Component data from apps and pages:
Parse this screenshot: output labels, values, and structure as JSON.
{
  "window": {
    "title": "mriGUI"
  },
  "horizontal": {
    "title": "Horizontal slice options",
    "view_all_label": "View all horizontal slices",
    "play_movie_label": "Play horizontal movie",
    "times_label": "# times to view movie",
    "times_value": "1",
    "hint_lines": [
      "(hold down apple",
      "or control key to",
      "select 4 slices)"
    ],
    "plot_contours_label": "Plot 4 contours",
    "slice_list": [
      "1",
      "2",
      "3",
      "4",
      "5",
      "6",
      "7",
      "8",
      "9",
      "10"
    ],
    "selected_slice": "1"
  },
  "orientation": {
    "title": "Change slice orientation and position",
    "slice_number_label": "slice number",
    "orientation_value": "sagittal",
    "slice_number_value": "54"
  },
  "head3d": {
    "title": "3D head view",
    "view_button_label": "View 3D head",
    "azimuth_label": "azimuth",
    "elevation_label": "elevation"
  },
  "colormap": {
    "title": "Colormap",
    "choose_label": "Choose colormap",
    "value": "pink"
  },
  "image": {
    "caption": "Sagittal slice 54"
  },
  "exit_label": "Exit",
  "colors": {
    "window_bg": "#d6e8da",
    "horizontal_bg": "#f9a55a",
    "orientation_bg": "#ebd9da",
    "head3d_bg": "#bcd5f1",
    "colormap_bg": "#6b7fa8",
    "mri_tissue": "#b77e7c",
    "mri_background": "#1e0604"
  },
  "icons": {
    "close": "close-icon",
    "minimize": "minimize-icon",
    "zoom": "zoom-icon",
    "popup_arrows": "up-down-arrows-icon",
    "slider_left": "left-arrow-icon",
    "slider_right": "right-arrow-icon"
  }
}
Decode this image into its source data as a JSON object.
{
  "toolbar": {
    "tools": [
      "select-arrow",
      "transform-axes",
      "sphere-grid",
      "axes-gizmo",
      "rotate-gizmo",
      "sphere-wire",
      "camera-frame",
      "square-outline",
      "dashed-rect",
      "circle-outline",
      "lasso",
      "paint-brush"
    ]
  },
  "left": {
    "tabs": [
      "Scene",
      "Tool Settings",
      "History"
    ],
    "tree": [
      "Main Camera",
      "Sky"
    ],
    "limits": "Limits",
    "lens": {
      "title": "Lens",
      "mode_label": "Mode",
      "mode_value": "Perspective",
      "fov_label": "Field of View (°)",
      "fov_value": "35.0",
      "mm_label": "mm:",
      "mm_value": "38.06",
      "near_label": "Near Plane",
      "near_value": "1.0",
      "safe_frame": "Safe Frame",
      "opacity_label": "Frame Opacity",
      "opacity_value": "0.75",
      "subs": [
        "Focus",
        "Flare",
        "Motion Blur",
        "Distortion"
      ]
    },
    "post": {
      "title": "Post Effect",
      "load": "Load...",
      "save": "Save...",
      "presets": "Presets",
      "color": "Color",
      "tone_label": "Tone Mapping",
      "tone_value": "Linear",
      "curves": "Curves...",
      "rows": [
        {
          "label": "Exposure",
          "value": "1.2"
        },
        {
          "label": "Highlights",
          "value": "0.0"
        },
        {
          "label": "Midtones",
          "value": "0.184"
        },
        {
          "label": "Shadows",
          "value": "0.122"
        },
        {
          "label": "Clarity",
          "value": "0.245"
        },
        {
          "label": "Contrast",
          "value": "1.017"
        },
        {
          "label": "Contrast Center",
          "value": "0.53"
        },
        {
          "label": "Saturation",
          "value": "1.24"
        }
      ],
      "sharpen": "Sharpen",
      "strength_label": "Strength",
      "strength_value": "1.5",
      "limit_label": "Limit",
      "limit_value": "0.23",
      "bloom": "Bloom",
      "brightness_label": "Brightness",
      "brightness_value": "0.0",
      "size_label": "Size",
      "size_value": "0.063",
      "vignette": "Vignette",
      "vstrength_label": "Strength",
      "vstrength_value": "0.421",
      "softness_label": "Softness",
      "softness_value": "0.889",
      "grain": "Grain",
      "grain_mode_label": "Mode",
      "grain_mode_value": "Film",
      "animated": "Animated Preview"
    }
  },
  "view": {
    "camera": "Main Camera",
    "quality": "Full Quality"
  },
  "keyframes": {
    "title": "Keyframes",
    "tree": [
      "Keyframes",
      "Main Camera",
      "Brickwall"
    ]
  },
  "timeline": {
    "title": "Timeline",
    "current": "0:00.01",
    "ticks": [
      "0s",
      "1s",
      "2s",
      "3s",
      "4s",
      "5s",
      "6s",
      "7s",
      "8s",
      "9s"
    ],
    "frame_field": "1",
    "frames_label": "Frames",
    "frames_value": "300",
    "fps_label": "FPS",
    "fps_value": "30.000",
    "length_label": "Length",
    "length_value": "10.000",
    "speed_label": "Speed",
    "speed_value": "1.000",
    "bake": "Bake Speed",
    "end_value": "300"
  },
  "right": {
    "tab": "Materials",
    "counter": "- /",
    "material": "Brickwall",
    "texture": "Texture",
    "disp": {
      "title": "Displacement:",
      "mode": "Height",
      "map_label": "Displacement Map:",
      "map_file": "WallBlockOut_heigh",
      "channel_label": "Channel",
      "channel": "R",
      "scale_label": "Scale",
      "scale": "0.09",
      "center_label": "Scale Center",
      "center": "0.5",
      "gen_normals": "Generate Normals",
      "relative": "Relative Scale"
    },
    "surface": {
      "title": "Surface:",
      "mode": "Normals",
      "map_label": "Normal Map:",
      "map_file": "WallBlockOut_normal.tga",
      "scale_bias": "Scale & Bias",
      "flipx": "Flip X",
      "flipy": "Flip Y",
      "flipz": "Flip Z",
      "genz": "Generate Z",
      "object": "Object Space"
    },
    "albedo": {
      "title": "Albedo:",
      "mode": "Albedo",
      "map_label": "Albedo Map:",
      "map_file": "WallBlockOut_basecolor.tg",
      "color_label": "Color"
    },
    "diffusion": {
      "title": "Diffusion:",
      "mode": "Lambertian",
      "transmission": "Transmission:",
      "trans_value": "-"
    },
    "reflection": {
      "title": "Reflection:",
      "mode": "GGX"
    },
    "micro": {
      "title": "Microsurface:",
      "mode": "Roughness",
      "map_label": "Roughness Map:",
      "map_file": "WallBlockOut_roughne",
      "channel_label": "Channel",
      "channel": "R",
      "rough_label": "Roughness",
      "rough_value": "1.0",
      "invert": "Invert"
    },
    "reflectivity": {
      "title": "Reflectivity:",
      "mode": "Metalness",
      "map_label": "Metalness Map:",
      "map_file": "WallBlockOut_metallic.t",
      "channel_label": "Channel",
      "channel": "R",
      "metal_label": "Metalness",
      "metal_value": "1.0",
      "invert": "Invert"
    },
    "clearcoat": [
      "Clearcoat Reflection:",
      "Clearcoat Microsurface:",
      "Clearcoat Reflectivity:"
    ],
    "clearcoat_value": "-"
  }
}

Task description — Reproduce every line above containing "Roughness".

Answer to this task —
      "mode": "Roughness",
      "map_label": "Roughness Map:",
      "rough_label": "Roughness",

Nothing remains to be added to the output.